You can alter the data structure, add files, remove files ... you can even start from scratch in another language if you feel like it. However, note that we do use golang internally.

If you don't feel comfortable sharing your pull-request with the world (pull-request are public) you can invite me (@mathieunls for github, bitbucket and gitlab) and Florent Jousset (@heeko for github, bitbucket and gitlab) to a private repo of yours. Don't bother to send code by email, we won't read it.

Part 1

The first part of the challenge consists in parsing a few diffs--in the most efficient way possible (speed, maintainability, evolvability, ...)--and compute the following statistics:

  • list of files in the diffs
  • number of regions
  • number of lines added
  • number of lines deleted
  • list of function calls seen in the diffs and their number of calls

All these stats are to be computed globally (i.e. for all the diffs combined).

In the main.go file; you'll find the compute method that needs to be implemented.

//compute parses the git diffs in ./diffs and returns
//a result struct that contains all the relevant information
//about these diffs
//	list of files in the diffs
//	number of regions
//	number of line added
//	number of line deleted
//	list of function calls seen in the diffs and their number of calls
func compute() *result {

	return nil
}

Part 2

The second part of the challenge consists in manipuling ASTs. The problem consist of parsing an AST and return all the declared variables in the given format {variable-type}{variable}:

{int}{myInt}
{string}{myInt}
{Foo}{myFooObject}
...

You can find the AST in a JSON format here and a visualization of it here. This AST was generated for this piece of C# code:

void Main()
{
	//while bubble sort
	var mas = new int[] { 5, 8, 0, 5, 2, 3 };
	bool t = true;
	while (t)
	{
		t = false;
		for (int i = 0; i < mas.Length-1; i++)
		{
			if (mas[i] > mas[i + 1])
			{
				int temp = mas[i];
				mas[i] = mas[i + 1];
				mas[i + 1] = temp;
				t = true;
			}
		}
	}
}

Part 3

The third part of the challenge investigates sequences. In the seq folder, you will find two csv files. The first file sample.csv contains ~18k events that are classified into two classes: 0 and 1. All events are uniquely identified by their id and occurs at a precise timestamp. In addition to the id, the timestamp and the class each event is further categories using 30 metrics (f1, ..., f30).

Another file, named res.csv contains ids of the ressources used by the events describeb in sample.csv.

In this part, we are interested in predicting, in advance, what will be the class of the next 1-,5- and 10- events, given the information known at a precise time. For example, using the all relevent information we know after event 829454 (f1 to f30 and ressources information) can you predict the class of event 829455, 829455@829459 and 829455@829464.

You are free to use the technics / languages of your choice.

Permanent Positions

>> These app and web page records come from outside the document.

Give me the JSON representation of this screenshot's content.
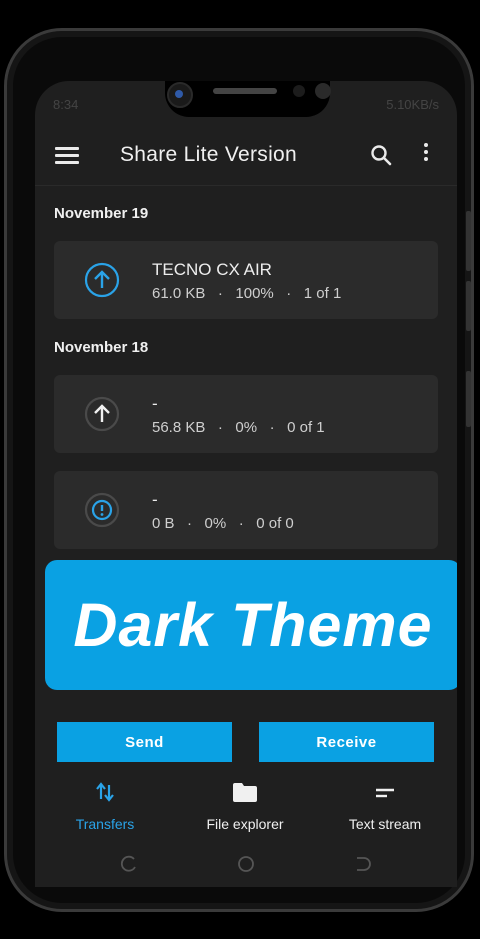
{
  "status_bar": {
    "time": "8:34",
    "right": "5.10KB/s"
  },
  "app_bar": {
    "title": "Share Lite Version"
  },
  "sections": [
    {
      "date": "November 19",
      "items": [
        {
          "name": "TECNO CX AIR",
          "size": "61.0 KB",
          "percent": "100%",
          "count": "1 of 1",
          "icon": "upload-arrow-icon"
        }
      ]
    },
    {
      "date": "November 18",
      "items": [
        {
          "name": "-",
          "size": "56.8 KB",
          "percent": "0%",
          "count": "0 of 1",
          "icon": "upload-arrow-icon"
        },
        {
          "name": "-",
          "size": "0 B",
          "percent": "0%",
          "count": "0 of 0",
          "icon": "error-icon"
        }
      ]
    }
  ],
  "banner": {
    "text": "Dark Theme"
  },
  "actions": {
    "send": "Send",
    "receive": "Receive"
  },
  "bottom_nav": [
    {
      "label": "Transfers",
      "icon": "transfer-arrows-icon",
      "active": true
    },
    {
      "label": "File explorer",
      "icon": "folder-icon",
      "active": false
    },
    {
      "label": "Text stream",
      "icon": "text-lines-icon",
      "active": false
    }
  ],
  "colors": {
    "accent": "#0aa1e3",
    "background": "#1f1f1f",
    "card": "#2b2b2b",
    "nav_active": "#2aa3e8"
  }
}
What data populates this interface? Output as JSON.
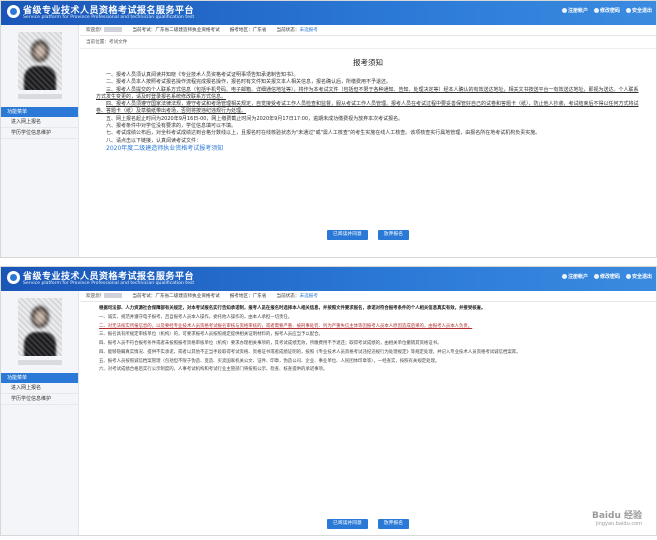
{
  "app": {
    "title_cn": "省级专业技术人员资格考试报名服务平台",
    "title_en": "Service platform for Province Professional and technician qualification test",
    "actions": [
      "注册帐户",
      "修改密码",
      "安全退出"
    ]
  },
  "sidebar": {
    "menu_head": "功能菜单",
    "items": [
      "进入网上报名",
      "学历学位信息维护"
    ]
  },
  "userbar": {
    "welcome": "欢迎您！",
    "exam_label": "当前考试：",
    "exam_value": "广东省二级建造师执业资格考试",
    "area_label": "报考地区：",
    "area_value": "广东省",
    "current_status": "当前状态：",
    "status_value": "未选报考"
  },
  "crumb": "当前位置：考试文件",
  "notice1": {
    "title": "报考须知",
    "paras": [
      "一、报考人员须认真阅读并知晓《专业技术人员资格考试证明事项告知承诺制告知书》。",
      "二、报考人员本人按照考试报名操作流程完成报名操作，报名时有文件知关报文本人相关信息，报名确认后，所缴费用不予退还。",
      "三、报考人员提交的个人联系方式信息（包括手机号码、电子邮箱、详细通信地址等），将作为本考试文件（包括但不限于各种通知、告知、处理决定等）经本人确认的有效送达地址，相关文书按送平台一有效送达地址，即视为送达。个人联系方式发生变更的，请及时登录报名系统修改联系方式信息。",
      "四、报考人员须遵守国家法律法规，遵守考试和考场管理相关规定，自觉接受考试工作人员检查和监督，服从考试工作人员管理。报考人员在考试过程中要妥善保管好自己的试卷和答题卡（纸），防止他人抄袭，考试结束后不得以任何方式将试卷、答题卡（纸）及草稿纸带出考场，否则将按违纪违规行为处理。",
      "五、网上报名起止时间为2020年9月16日-00，网上缴费截止时间为2020年9月17日17:00，逾期未成功缴费视为放弃本次考试报名。",
      "六、报考条件中对学位没有要求的，学位信息填可以不填。",
      "七、考试成绩公布后，对全科考试成绩达到合格分数线以上，且报名时在线核验状态为\"未通过\"或\"需人工核查\"的考生实施在线人工核查。该项核查实行属地管理，由报名所在地考试机构负责实施。",
      "八、请点击以下链接，认真阅读考试文件："
    ],
    "link": "2020年度二级建造师执业资格考试报考须知",
    "buttons": [
      "已阅读并同意",
      "放弃报名"
    ]
  },
  "notice2": {
    "paras": [
      "根据司法部、人力资源社会保障部有关规定，对本考试报名实行告知承诺制，报考人员在报名时选择本人相关信息，并按照文件要求报名，承诺对符合报考条件的个人相关信息真实有效，并接受核查。",
      "一、诚实、规范并遵守电子报考，且自报考人员本人操作，委托他人操作的，由本人承担一切责任。",
      "二、对无法核实所报信息的，以及要经专业技术人员资格考试报名审核与资格审核的，或者需要严重、被刑事处罚、列为严重失信主体等因报考人员本人原因造成后果的，由报考人员本人负责。",
      "三、报名具有所规定审核单位（机构）的，可要求报考人员按照规定提供相关证明材料的，报考人员应当予以配合。",
      "四、报考人员不符合报考条件或者未按照报考资格审核单位（机构）要求办理相关事项的，其考试成绩无效，所缴费用不予退还；取得考试成绩的，由相关单位撤销其资格证书。",
      "四、能够隐瞒真实情况、提供不实承诺，或者以其他不正当手段取得考试资格、资格证书或者成绩证明的，按照《专业技术人员资格考试违纪违规行为处理规定》等规定处理，并记入专业技术人员资格考试诚信档案库。",
      "五、报考人员按照诚信档案管理（包括但不限于伪造、变造、买卖国家机关公文、证件、印章，伪造公司、企业、事业单位、人民团体印章等），一经查实，按照有关规定处理。",
      "六、对考试成绩合格后实行公示制度的，人事考试机构和考试行业主管部门将按照公示、检查、核查提供的承诺事项。"
    ],
    "buttons": [
      "已阅读并同意",
      "放弃报名"
    ]
  },
  "watermark": {
    "main": "Baidu 经验",
    "sub": "jingyan.baidu.com"
  },
  "colors": {
    "brand": "#2b79d6",
    "link": "#2b79d6"
  }
}
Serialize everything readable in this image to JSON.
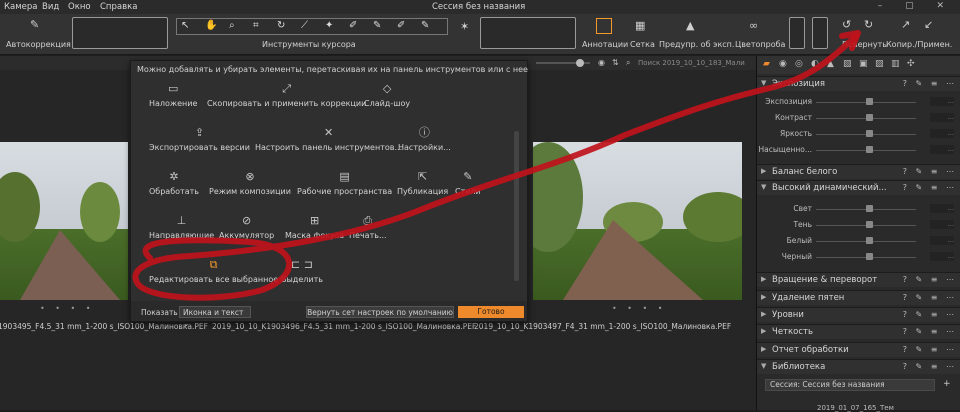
{
  "menu": [
    "Камера",
    "Вид",
    "Окно",
    "Справка"
  ],
  "window_title": "Сессия без названия",
  "toolbar": {
    "autocorrect": "Автокоррекция",
    "cursor_tools": "Инструменты курсора",
    "annotations": "Аннотации",
    "grid": "Сетка",
    "exposure_warning": "Предупр. об эксп.",
    "proof": "Цветопроба",
    "revert": "Повернуть",
    "copy_apply": "Копир./Примен."
  },
  "search_placeholder": "Поиск 2019_10_10_183_Мали",
  "popup": {
    "hint": "Можно добавлять и убирать элементы, перетаскивая их на панель инструментов или с нее",
    "tools": [
      [
        "Наложение",
        "Скопировать и применить коррекции",
        "Слайд-шоу"
      ],
      [
        "Экспортировать версии",
        "Настроить панель инструментов...",
        "Настройки..."
      ],
      [
        "Обработать",
        "Режим композиции",
        "Рабочие пространства",
        "Публикация",
        "Стили"
      ],
      [
        "Направляющие",
        "Аккумулятор",
        "Маска фокуса",
        "Печать..."
      ],
      [
        "Редактировать все выбранное",
        "Выделить"
      ]
    ],
    "show_label": "Показать",
    "show_value": "Иконка и текст",
    "default_button": "Вернуть сет настроек по умолчанию",
    "done_button": "Готово"
  },
  "filenames": [
    "1903495_F4.5_31 mm_1-200 s_ISO100_Малиновка.PEF",
    "2019_10_10_K1903496_F4.5_31 mm_1-200 s_ISO100_Малиновка.PEF",
    "2019_10_10_K1903497_F4_31 mm_1-200 s_ISO100_Малиновка.PEF"
  ],
  "panel": {
    "exposure": {
      "title": "Экспозиция",
      "sliders": [
        "Экспозиция",
        "Контраст",
        "Яркость",
        "Насыщенно..."
      ]
    },
    "white_balance": "Баланс белого",
    "hdr": {
      "title": "Высокий динамический...",
      "sliders": [
        "Свет",
        "Тень",
        "Белый",
        "Черный"
      ]
    },
    "sections": [
      "Вращение & переворот",
      "Удаление пятен",
      "Уровни",
      "Четкость",
      "Отчет обработки",
      "Библиотека"
    ],
    "session": "Сессия: Сессия без названия",
    "last_item": "2019_01_07_165_Тем"
  },
  "colors": {
    "accent": "#ee8a2b",
    "annotation": "#c0121b"
  }
}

We are also looking for permanent members to join our team. If you are interested, mail our human resource contact with your resume. You can submit your pull request for the challenge. However, you'll be subjected to an in-depth (much harder) coding test. This one has been conceived for students only and it might not be worth your time to take it ;).

  • Software Engineer / ML Dev (python, go, ml, sql, ...)
  • Software Engineer / Backend Dev (go, c, cfg, ast, k8s, redis, ...)
  • Software Engineer / Tool devs (csharp, python, cfg, ast, ...)
You can’t perform that action at this time.